TASK DETAILS – If a record holds a picture, skip the picture but print everything else exactly.

EXERCISE INPUT section start

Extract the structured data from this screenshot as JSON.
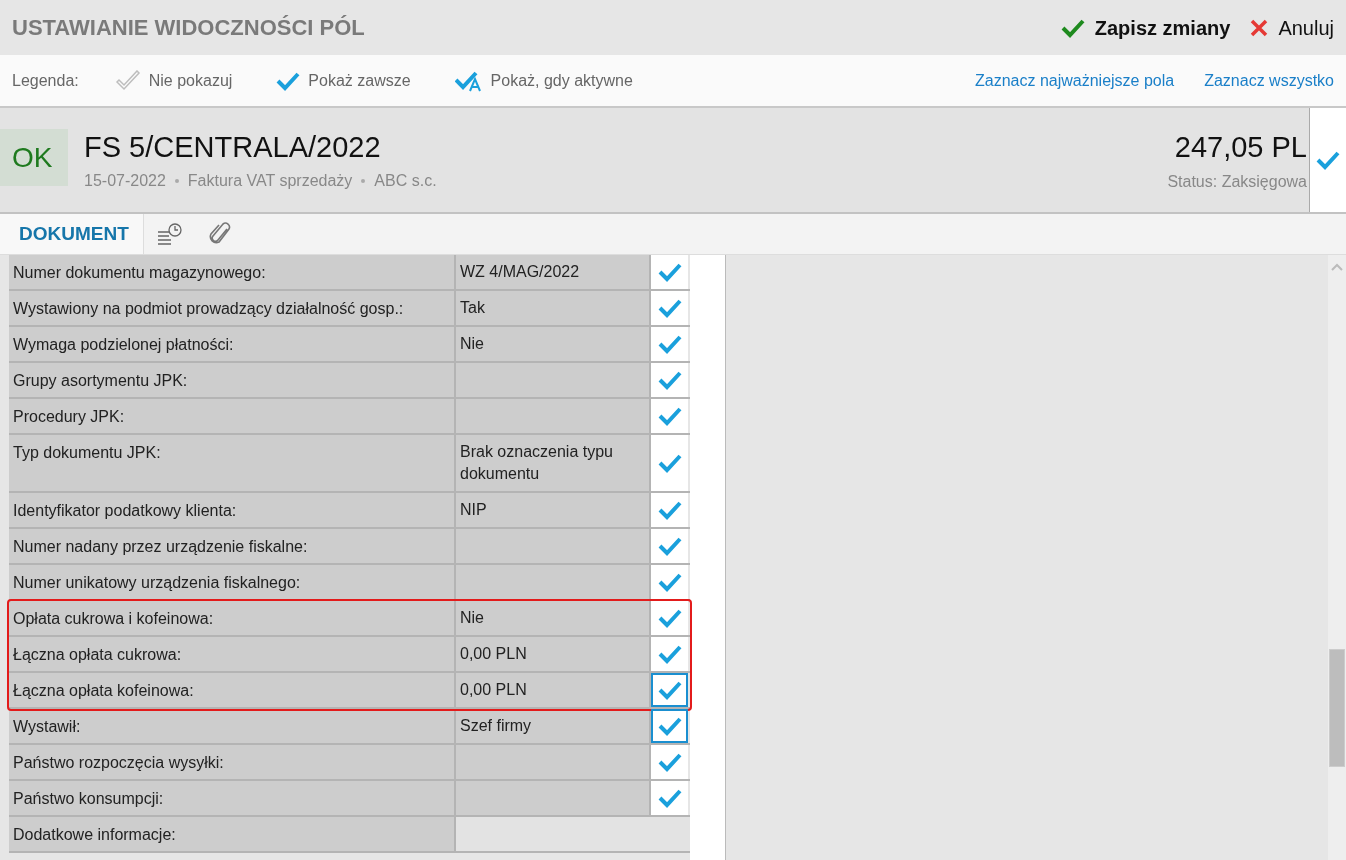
{
  "title": "USTAWIANIE WIDOCZNOŚCI PÓL",
  "actions": [
    {
      "kind": "save",
      "label": "Zapisz zmiany"
    },
    {
      "kind": "cancel",
      "label": "Anuluj"
    }
  ],
  "legend": {
    "label": "Legenda:",
    "items": [
      {
        "kind": "never",
        "label": "Nie pokazuj"
      },
      {
        "kind": "always",
        "label": "Pokaż zawsze"
      },
      {
        "kind": "active",
        "label": "Pokaż, gdy aktywne"
      }
    ],
    "links": [
      "Zaznacz najważniejsze pola",
      "Zaznacz wszystko"
    ]
  },
  "document": {
    "badge": "OK",
    "number": "FS 5/CENTRALA/2022",
    "meta": [
      "15-07-2022",
      "Faktura VAT sprzedaży",
      "ABC s.c."
    ],
    "amount": "247,05 PL",
    "status": "Status: Zaksięgowa",
    "checked": true
  },
  "tabs": [
    {
      "kind": "text",
      "label": "DOKUMENT",
      "selected": true
    },
    {
      "kind": "history",
      "selected": false
    },
    {
      "kind": "attachments",
      "selected": false
    }
  ],
  "sections": [
    {
      "highlighted": false,
      "rows": [
        {
          "label": "Numer dokumentu magazynowego:",
          "value": "WZ 4/MAG/2022",
          "checked": true,
          "focused": false
        },
        {
          "label": "Wystawiony na podmiot prowadzący działalność gosp.:",
          "value": "Tak",
          "checked": true,
          "focused": false
        },
        {
          "label": "Wymaga podzielonej płatności:",
          "value": "Nie",
          "checked": true,
          "focused": false
        },
        {
          "label": "Grupy asortymentu JPK:",
          "checked": true,
          "focused": false
        },
        {
          "label": "Procedury JPK:",
          "checked": true,
          "focused": false
        },
        {
          "label": "Typ dokumentu JPK:",
          "value": "Brak oznaczenia typu dokumentu",
          "checked": true,
          "focused": false
        },
        {
          "label": "Identyfikator podatkowy klienta:",
          "value": "NIP",
          "checked": true,
          "focused": false
        },
        {
          "label": "Numer nadany przez urządzenie fiskalne:",
          "checked": true,
          "focused": false
        },
        {
          "label": "Numer unikatowy urządzenia fiskalnego:",
          "checked": true,
          "focused": false
        }
      ]
    },
    {
      "highlighted": true,
      "rows": [
        {
          "label": "Opłata cukrowa i kofeinowa:",
          "value": "Nie",
          "checked": true,
          "focused": false
        },
        {
          "label": "Łączna opłata cukrowa:",
          "value": "0,00 PLN",
          "checked": true,
          "focused": false
        },
        {
          "label": "Łączna opłata kofeinowa:",
          "value": "0,00 PLN",
          "checked": true,
          "focused": true
        }
      ]
    },
    {
      "highlighted": false,
      "rows": [
        {
          "label": "Wystawił:",
          "value": "Szef firmy",
          "checked": true,
          "focused": true
        },
        {
          "label": "Państwo rozpoczęcia wysyłki:",
          "checked": true,
          "focused": false
        },
        {
          "label": "Państwo konsumpcji:",
          "checked": true,
          "focused": false
        },
        {
          "label": "Dodatkowe informacje:"
        }
      ]
    }
  ]
}
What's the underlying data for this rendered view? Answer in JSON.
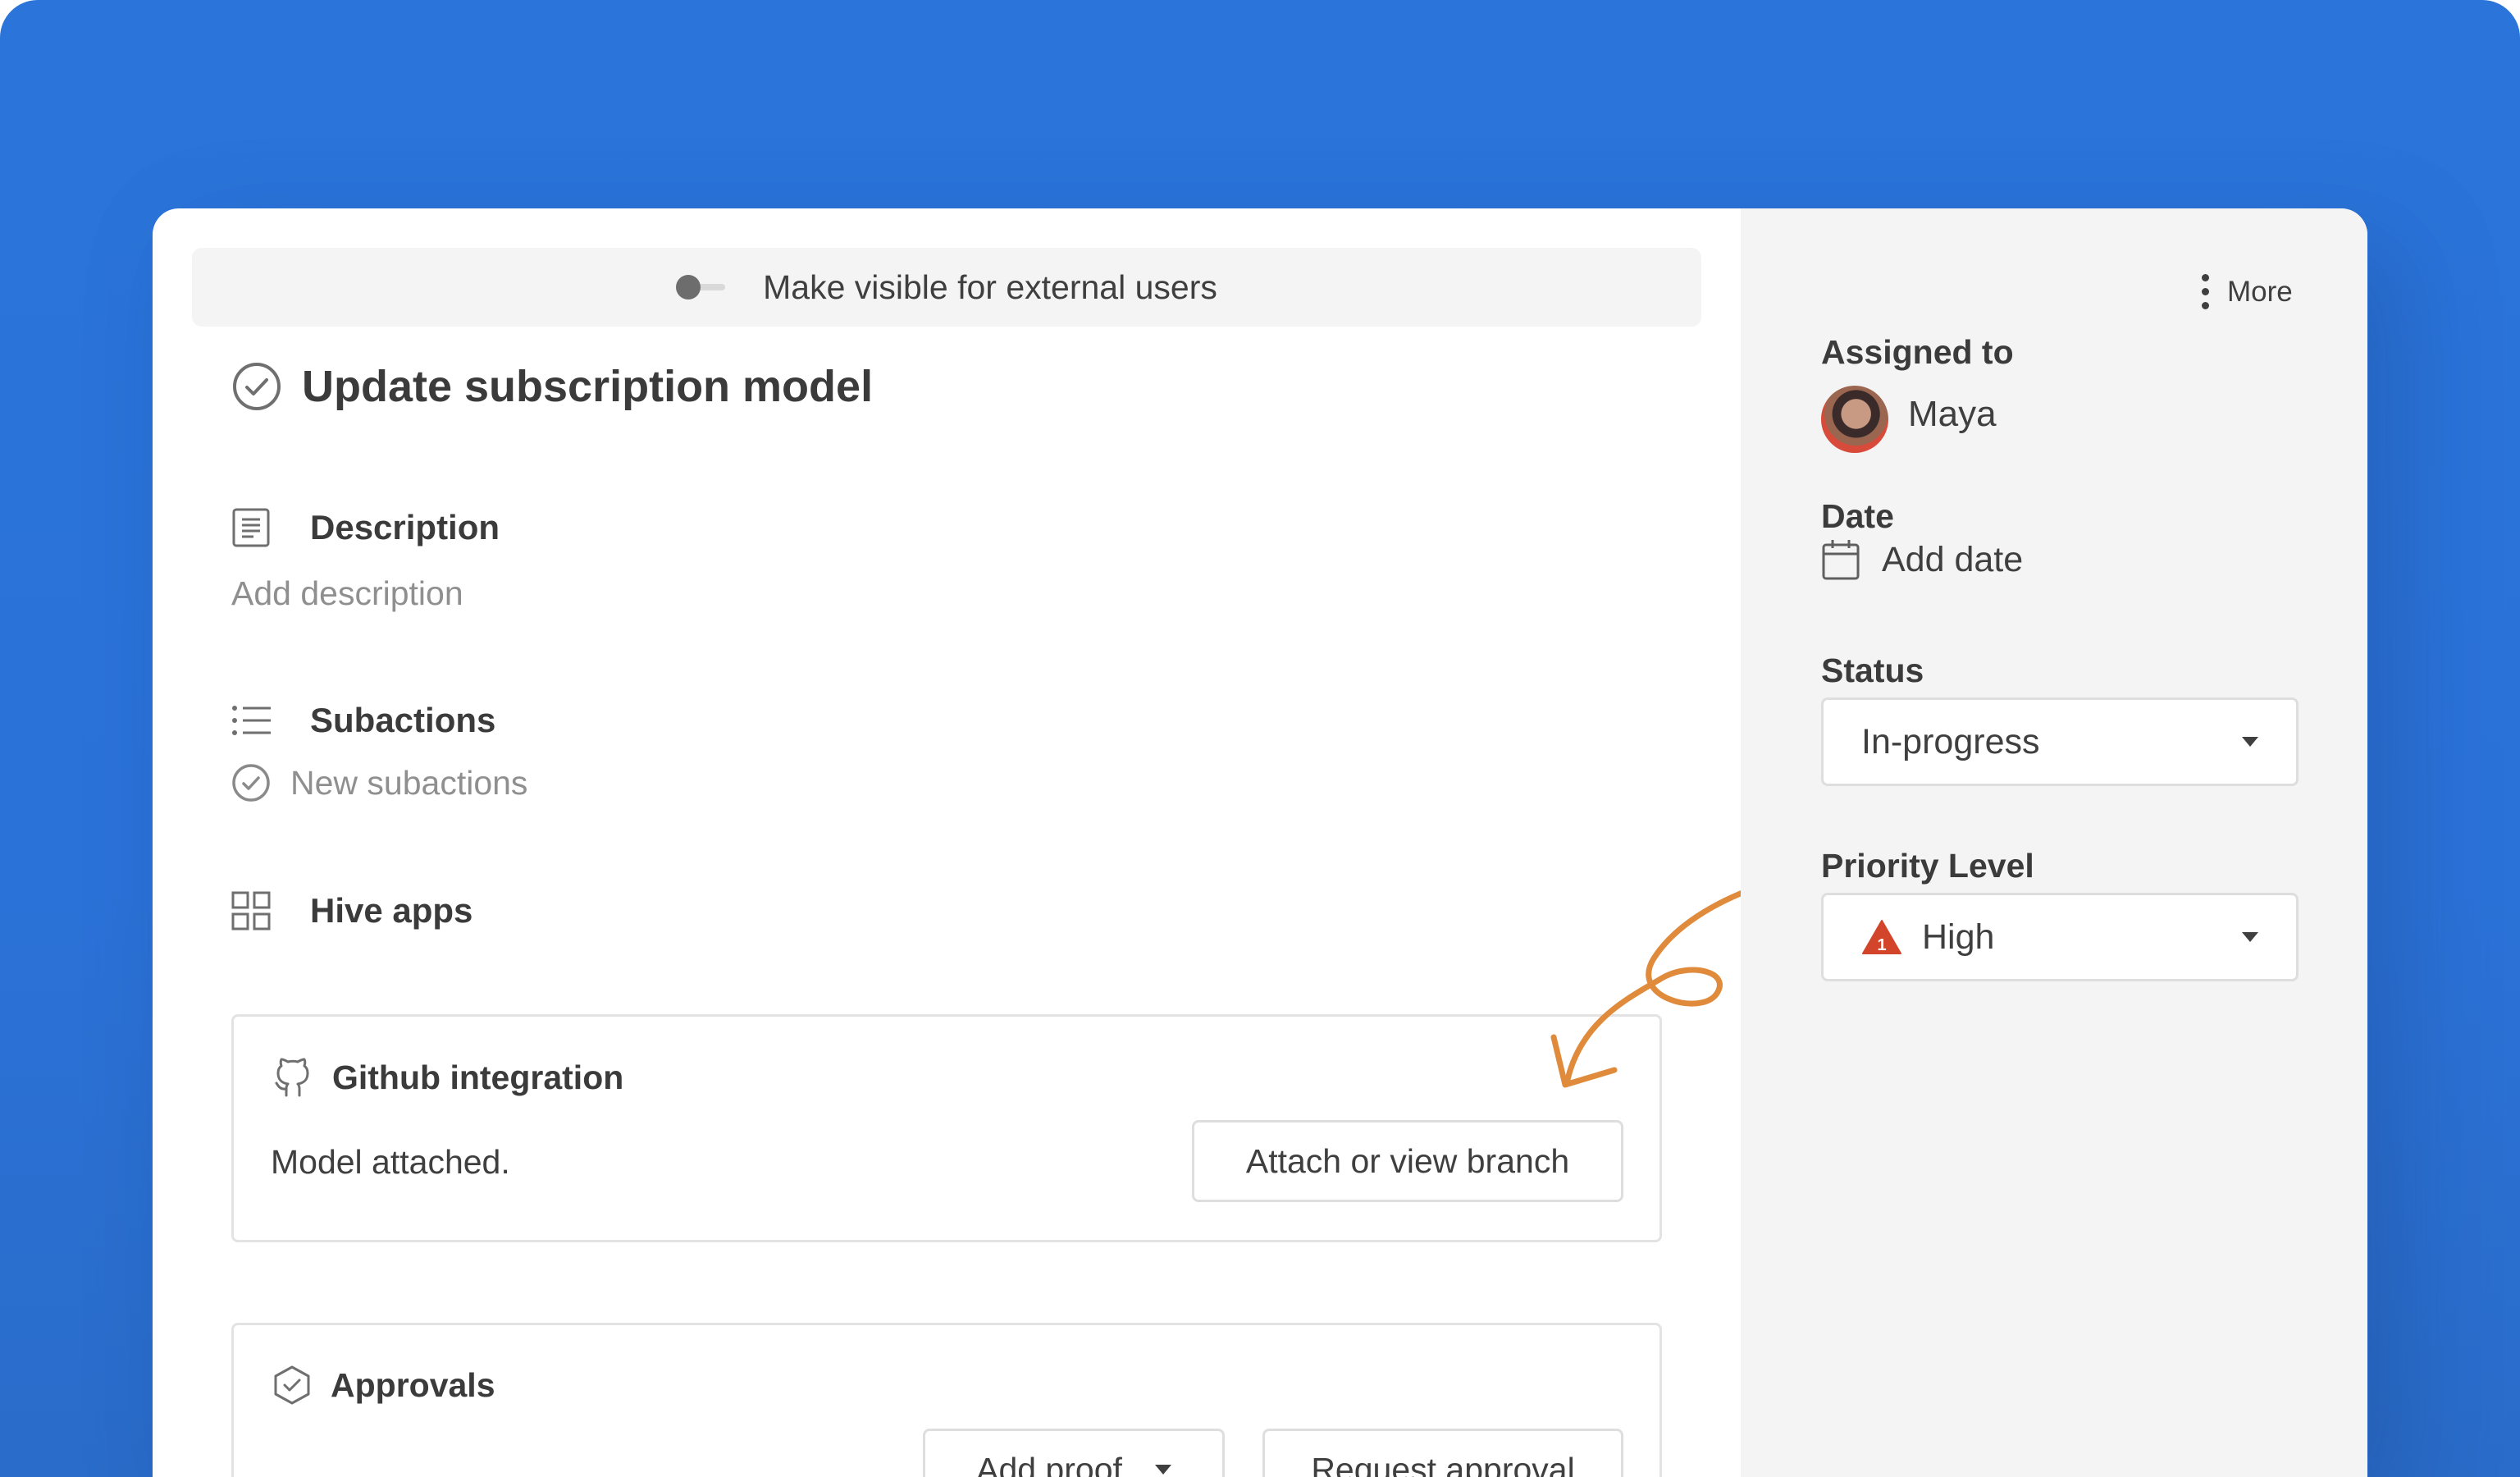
{
  "visibility": {
    "label": "Make visible for external users",
    "enabled": false
  },
  "task": {
    "title": "Update subscription model"
  },
  "description": {
    "heading": "Description",
    "placeholder": "Add description"
  },
  "subactions": {
    "heading": "Subactions",
    "new_label": "New subactions"
  },
  "hive_apps": {
    "heading": "Hive apps"
  },
  "github": {
    "title": "Github integration",
    "status": "Model attached.",
    "button": "Attach or view branch"
  },
  "approvals": {
    "title": "Approvals",
    "add_proof": "Add proof",
    "request_approval": "Request approval"
  },
  "sidebar": {
    "more": "More",
    "assigned_label": "Assigned to",
    "assignee": "Maya",
    "date_label": "Date",
    "date_value": "Add date",
    "status_label": "Status",
    "status_value": "In-progress",
    "priority_label": "Priority Level",
    "priority_value": "High",
    "priority_badge": "1"
  },
  "colors": {
    "background": "#2a74da",
    "annotation_arrow": "#e08a3c",
    "priority_high": "#d2452b"
  }
}
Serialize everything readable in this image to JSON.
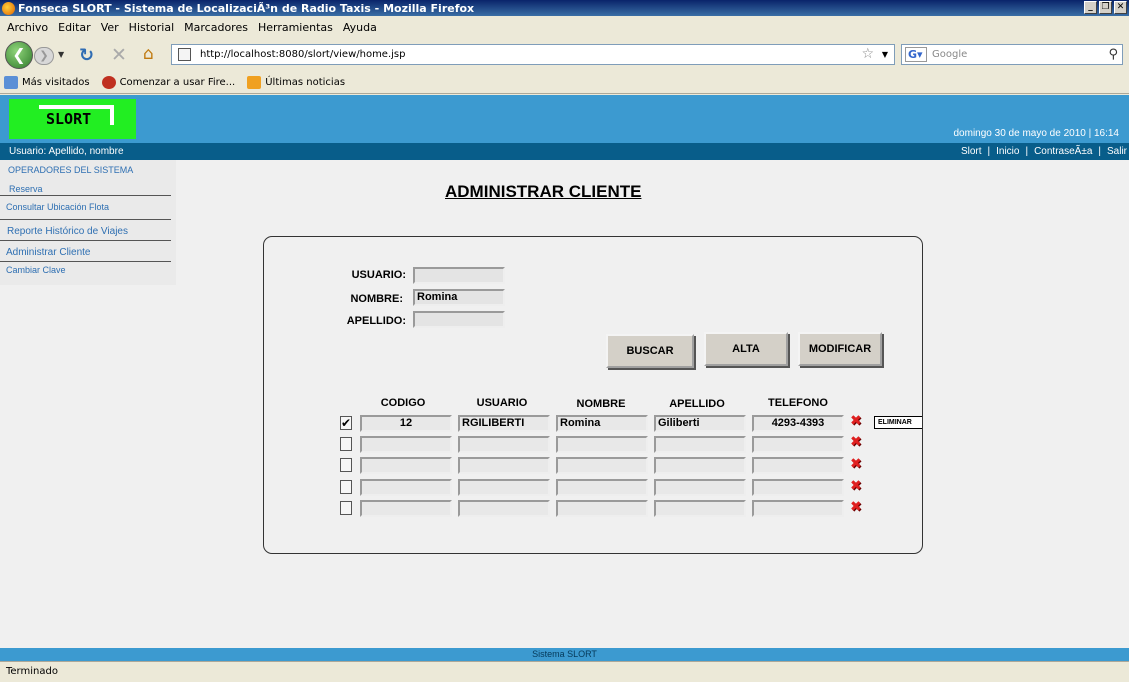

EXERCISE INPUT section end

SOLUTION –
Extract the structured data from this screenshot as JSON.
{
  "title": "USTAWIANIE WIDOCZNOŚCI PÓL",
  "actions": [
    {
      "kind": "save",
      "label": "Zapisz zmiany"
    },
    {
      "kind": "cancel",
      "label": "Anuluj"
    }
  ],
  "legend": {
    "label": "Legenda:",
    "items": [
      {
        "kind": "never",
        "label": "Nie pokazuj"
      },
      {
        "kind": "always",
        "label": "Pokaż zawsze"
      },
      {
        "kind": "active",
        "label": "Pokaż, gdy aktywne"
      }
    ],
    "links": [
      "Zaznacz najważniejsze pola",
      "Zaznacz wszystko"
    ]
  },
  "document": {
    "badge": "OK",
    "number": "FS 5/CENTRALA/2022",
    "meta": [
      "15-07-2022",
      "Faktura VAT sprzedaży",
      "ABC s.c."
    ],
    "amount": "247,05 PL",
    "status": "Status: Zaksięgowa",
    "checked": true
  },
  "tabs": [
    {
      "kind": "text",
      "label": "DOKUMENT",
      "selected": true
    },
    {
      "kind": "history",
      "selected": false
    },
    {
      "kind": "attachments",
      "selected": false
    }
  ],
  "sections": [
    {
      "highlighted": false,
      "rows": [
        {
          "label": "Numer dokumentu magazynowego:",
          "value": "WZ 4/MAG/2022",
          "checked": true,
          "focused": false
        },
        {
          "label": "Wystawiony na podmiot prowadzący działalność gosp.:",
          "value": "Tak",
          "checked": true,
          "focused": false
        },
        {
          "label": "Wymaga podzielonej płatności:",
          "value": "Nie",
          "checked": true,
          "focused": false
        },
        {
          "label": "Grupy asortymentu JPK:",
          "checked": true,
          "focused": false
        },
        {
          "label": "Procedury JPK:",
          "checked": true,
          "focused": false
        },
        {
          "label": "Typ dokumentu JPK:",
          "value": "Brak oznaczenia typu dokumentu",
          "checked": true,
          "focused": false
        },
        {
          "label": "Identyfikator podatkowy klienta:",
          "value": "NIP",
          "checked": true,
          "focused": false
        },
        {
          "label": "Numer nadany przez urządzenie fiskalne:",
          "checked": true,
          "focused": false
        },
        {
          "label": "Numer unikatowy urządzenia fiskalnego:",
          "checked": true,
          "focused": false
        }
      ]
    },
    {
      "highlighted": true,
      "rows": [
        {
          "label": "Opłata cukrowa i kofeinowa:",
          "value": "Nie",
          "checked": true,
          "focused": false
        },
        {
          "label": "Łączna opłata cukrowa:",
          "value": "0,00 PLN",
          "checked": true,
          "focused": false
        },
        {
          "label": "Łączna opłata kofeinowa:",
          "value": "0,00 PLN",
          "checked": true,
          "focused": true
        }
      ]
    },
    {
      "highlighted": false,
      "rows": [
        {
          "label": "Wystawił:",
          "value": "Szef firmy",
          "checked": true,
          "focused": true
        },
        {
          "label": "Państwo rozpoczęcia wysyłki:",
          "checked": true,
          "focused": false
        },
        {
          "label": "Państwo konsumpcji:",
          "checked": true,
          "focused": false
        },
        {
          "label": "Dodatkowe informacje:"
        }
      ]
    }
  ]
}
What's the underlying data for this rendered view? Answer in JSON.
{
  "visibility": {
    "label": "Make visible for external users",
    "enabled": false
  },
  "task": {
    "title": "Update subscription model"
  },
  "description": {
    "heading": "Description",
    "placeholder": "Add description"
  },
  "subactions": {
    "heading": "Subactions",
    "new_label": "New subactions"
  },
  "hive_apps": {
    "heading": "Hive apps"
  },
  "github": {
    "title": "Github integration",
    "status": "Model attached.",
    "button": "Attach or view branch"
  },
  "approvals": {
    "title": "Approvals",
    "add_proof": "Add proof",
    "request_approval": "Request approval"
  },
  "sidebar": {
    "more": "More",
    "assigned_label": "Assigned to",
    "assignee": "Maya",
    "date_label": "Date",
    "date_value": "Add date",
    "status_label": "Status",
    "status_value": "In-progress",
    "priority_label": "Priority Level",
    "priority_value": "High",
    "priority_badge": "1"
  },
  "colors": {
    "background": "#2a74da",
    "annotation_arrow": "#e08a3c",
    "priority_high": "#d2452b"
  }
}
Serialize everything readable in this image to JSON.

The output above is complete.